Tixr, a Santa-Monica based ticketing app, was founded on the idea that modern ticketing platforms were “living in the legacy of the past.” They plan to attract users by offering them exclusive access to ticketed events that aren’t in Ticketmaster’s registry.

“It melts commerce that's beyond ticketing…to allow fans to experience and purchase things that don't necessarily have to do with tickets,” said Tixr CEO and Founder Robert Davari. “So merchandise, and experiences, and hospitality and stuff like that are all elegantly melded into this one, content driven interface.”

Tixr sells tickets to exclusive concerts like a Tyga performance at a night club in Arizona, general in-person festivals like ComplexCon, and partners with local vendors like The Acura Grand Prix of Long Beach to sell tickets to the races. Plus, Davari said it’s equipped to handle high-demand, so customers aren’t spending hours waiting in digital queues.

Like Token, Tixr has also found success with a rewards program — in the form of fan marketing.

“There's nothing more powerful in the core of any event, brand, any live entertainment, [than] the community behind it,” Davari said. “So we build technology to empower those fans and to reward them for bringing their friends and spreading the word.”

Basically, if a user gets a friend to purchase tickets to an event, then the original user gets rewarded in the form of discounts or upgrades.

Coupled with their platforms’ ability to handle high-demand events, both Jones and Davari believe their platforms have what it takes to take on Ticketmaster. Expansion into the metaverse, they think, will also help even the playing field.

“So imagine you can't go to Taylor Swift,” Jones said. “What if you could purchase an exclusive to actually go to that exact same show over the metaverse? An artist’s whole world can expand past the stage itself.”

With the way ticketing for events works now, obviously not everyone always gets the exact price, venue or date they want. There are “winners and losers.” Jones’s hope is that by expanding beyond in-person events, there can be more winners.

“If there’s 100,000 people who want to go to one show and there's 37,000 seats, 70,000 are out,” he said. “You can't fight that. But what we can do is start to give them other opportunities to do things in a different way and actually still participate.”

Jones and Davari both teased that their platforms have some exciting developments in the works, but for now both Token and Tixr are set on making their own space within the industry.
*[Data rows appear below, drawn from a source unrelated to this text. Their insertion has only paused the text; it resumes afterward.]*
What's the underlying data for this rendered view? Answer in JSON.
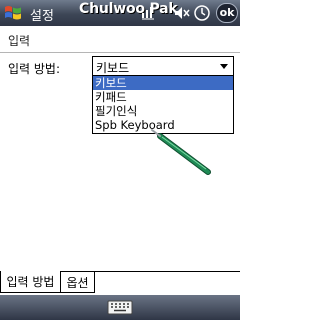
{
  "titlebar": {
    "start_icon": "windows-flag-icon",
    "app_title": "설정",
    "banner_text": "Chulwoo Pak",
    "tray_icons": [
      "connectivity-icon",
      "volume-icon",
      "clock-icon"
    ],
    "ok_label": "ok"
  },
  "header": {
    "title": "입력"
  },
  "input_method": {
    "label": "입력 방법:",
    "selected_value": "키보드",
    "options": [
      "키보드",
      "키패드",
      "필기인식",
      "Spb Keyboard"
    ],
    "selected_index": 0
  },
  "tabs": [
    {
      "label": "입력 방법",
      "active": true
    },
    {
      "label": "옵션",
      "active": false
    }
  ],
  "commandbar": {
    "sip_icon": "keyboard-icon"
  },
  "colors": {
    "titlebar": "#3d4656",
    "selection": "#3d6bc4",
    "stylus": "#1f8a55"
  }
}
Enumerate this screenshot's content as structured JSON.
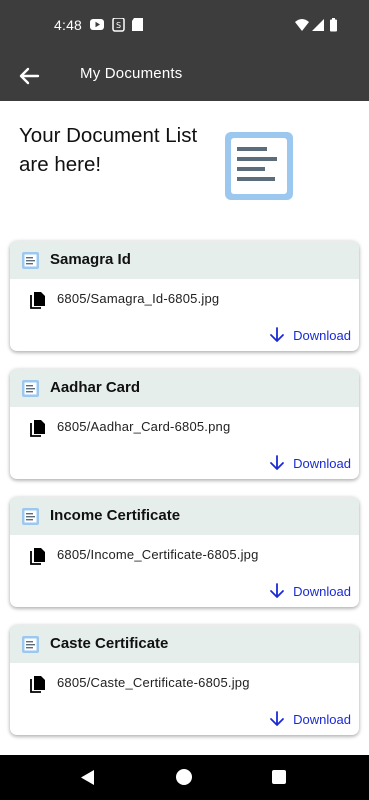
{
  "status_bar": {
    "time": "4:48",
    "left_icons": [
      "youtube-icon",
      "sim-icon",
      "sd-card-icon"
    ],
    "right_icons": [
      "wifi-icon",
      "signal-icon",
      "battery-icon"
    ]
  },
  "app_bar": {
    "title": "My Documents",
    "back_icon": "arrow-left-icon"
  },
  "hero": {
    "heading": "Your Document List are here!",
    "illustration": "document-list-icon"
  },
  "documents": [
    {
      "title": "Samagra Id",
      "file": "6805/Samagra_Id-6805.jpg",
      "download_label": "Download"
    },
    {
      "title": "Aadhar Card",
      "file": "6805/Aadhar_Card-6805.png",
      "download_label": "Download"
    },
    {
      "title": "Income Certificate",
      "file": "6805/Income_Certificate-6805.jpg",
      "download_label": "Download"
    },
    {
      "title": "Caste Certificate",
      "file": "6805/Caste_Certificate-6805.jpg",
      "download_label": "Download"
    }
  ],
  "colors": {
    "app_bar_bg": "#3d3d3d",
    "card_header_bg": "#e5eeeb",
    "download_link": "#1a2bd6",
    "doc_icon_blue": "#4a90e2"
  }
}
“We simply want to advance this industry and make it more efficient and more pleasurable for fans to buy,” Davari said. “That's it.”